Most complex fields, like science, are collaborative by nature. People specialize in a field they are talented in and contribute to projects based on their talents. When another person can do some work that's required better, faster, and cheaper, some coordination of efforts takes place and the project is passed around like a relay baton. They call this collaboration and it's supposed to be seamless.
In reality, there's a cost to collaboration. It's the overhead required to coordinate all these separate parts of work; the meetings, identification of work to be shared, and usually some hunting around for the right person to do the experiments in just the right way, followed by informal negotiation of when the work gets done.
Sometimes, the quantum of work to be delegated is so small that it's not even worth spreading the collaboration out. You simply have to find the best person on your team (sometimes just you) and have them get the job done. So someone that's never build a Markov Model will learn how to build one, or learn how to prepare next generation sequencing libraries. Some would argue that, in the long run, this is still an inefficient way to get things done.

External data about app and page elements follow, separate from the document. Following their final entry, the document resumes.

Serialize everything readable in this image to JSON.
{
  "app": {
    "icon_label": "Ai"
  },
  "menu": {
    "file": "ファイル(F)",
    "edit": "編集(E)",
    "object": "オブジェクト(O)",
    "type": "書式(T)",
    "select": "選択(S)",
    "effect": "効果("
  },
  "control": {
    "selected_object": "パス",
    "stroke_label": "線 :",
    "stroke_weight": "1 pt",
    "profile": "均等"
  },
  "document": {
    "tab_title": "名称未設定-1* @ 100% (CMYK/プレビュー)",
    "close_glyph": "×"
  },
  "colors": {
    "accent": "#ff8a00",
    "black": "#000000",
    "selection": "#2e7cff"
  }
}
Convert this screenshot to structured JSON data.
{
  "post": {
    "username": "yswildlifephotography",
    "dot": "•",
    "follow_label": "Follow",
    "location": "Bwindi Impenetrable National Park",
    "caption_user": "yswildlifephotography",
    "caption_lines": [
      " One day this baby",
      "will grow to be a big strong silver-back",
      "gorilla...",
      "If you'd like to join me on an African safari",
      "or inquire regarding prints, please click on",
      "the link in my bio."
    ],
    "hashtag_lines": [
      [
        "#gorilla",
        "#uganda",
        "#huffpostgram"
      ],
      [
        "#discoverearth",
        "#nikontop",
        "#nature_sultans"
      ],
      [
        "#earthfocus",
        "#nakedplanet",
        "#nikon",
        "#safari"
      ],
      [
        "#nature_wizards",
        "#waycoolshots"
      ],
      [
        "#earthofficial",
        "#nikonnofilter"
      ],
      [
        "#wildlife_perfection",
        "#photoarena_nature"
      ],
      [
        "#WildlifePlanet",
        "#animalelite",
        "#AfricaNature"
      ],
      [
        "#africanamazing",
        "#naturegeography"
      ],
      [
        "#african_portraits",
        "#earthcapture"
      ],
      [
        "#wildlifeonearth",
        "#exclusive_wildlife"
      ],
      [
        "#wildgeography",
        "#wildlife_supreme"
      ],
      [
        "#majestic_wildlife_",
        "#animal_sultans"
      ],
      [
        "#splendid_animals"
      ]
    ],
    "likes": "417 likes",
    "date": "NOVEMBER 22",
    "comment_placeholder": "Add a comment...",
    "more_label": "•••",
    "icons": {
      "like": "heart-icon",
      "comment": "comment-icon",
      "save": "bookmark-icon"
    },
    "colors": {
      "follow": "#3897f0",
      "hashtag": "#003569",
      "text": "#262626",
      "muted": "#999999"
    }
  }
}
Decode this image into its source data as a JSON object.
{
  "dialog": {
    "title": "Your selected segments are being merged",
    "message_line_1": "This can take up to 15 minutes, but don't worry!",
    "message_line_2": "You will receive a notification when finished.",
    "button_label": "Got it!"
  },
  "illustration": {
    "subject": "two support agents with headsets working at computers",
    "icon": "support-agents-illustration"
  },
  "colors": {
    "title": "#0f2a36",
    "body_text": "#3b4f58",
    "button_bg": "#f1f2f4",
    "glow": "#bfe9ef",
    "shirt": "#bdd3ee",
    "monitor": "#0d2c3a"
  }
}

But the process is educational, moves you to self-reliance, and it builds an appreciation for the difficulties other people live with. You might even learn that pitching some "collaborations" on prospective partners are much bigger requests of them than you initially imagined. Displaying sensitivity to their time might even help move them from No to Yes!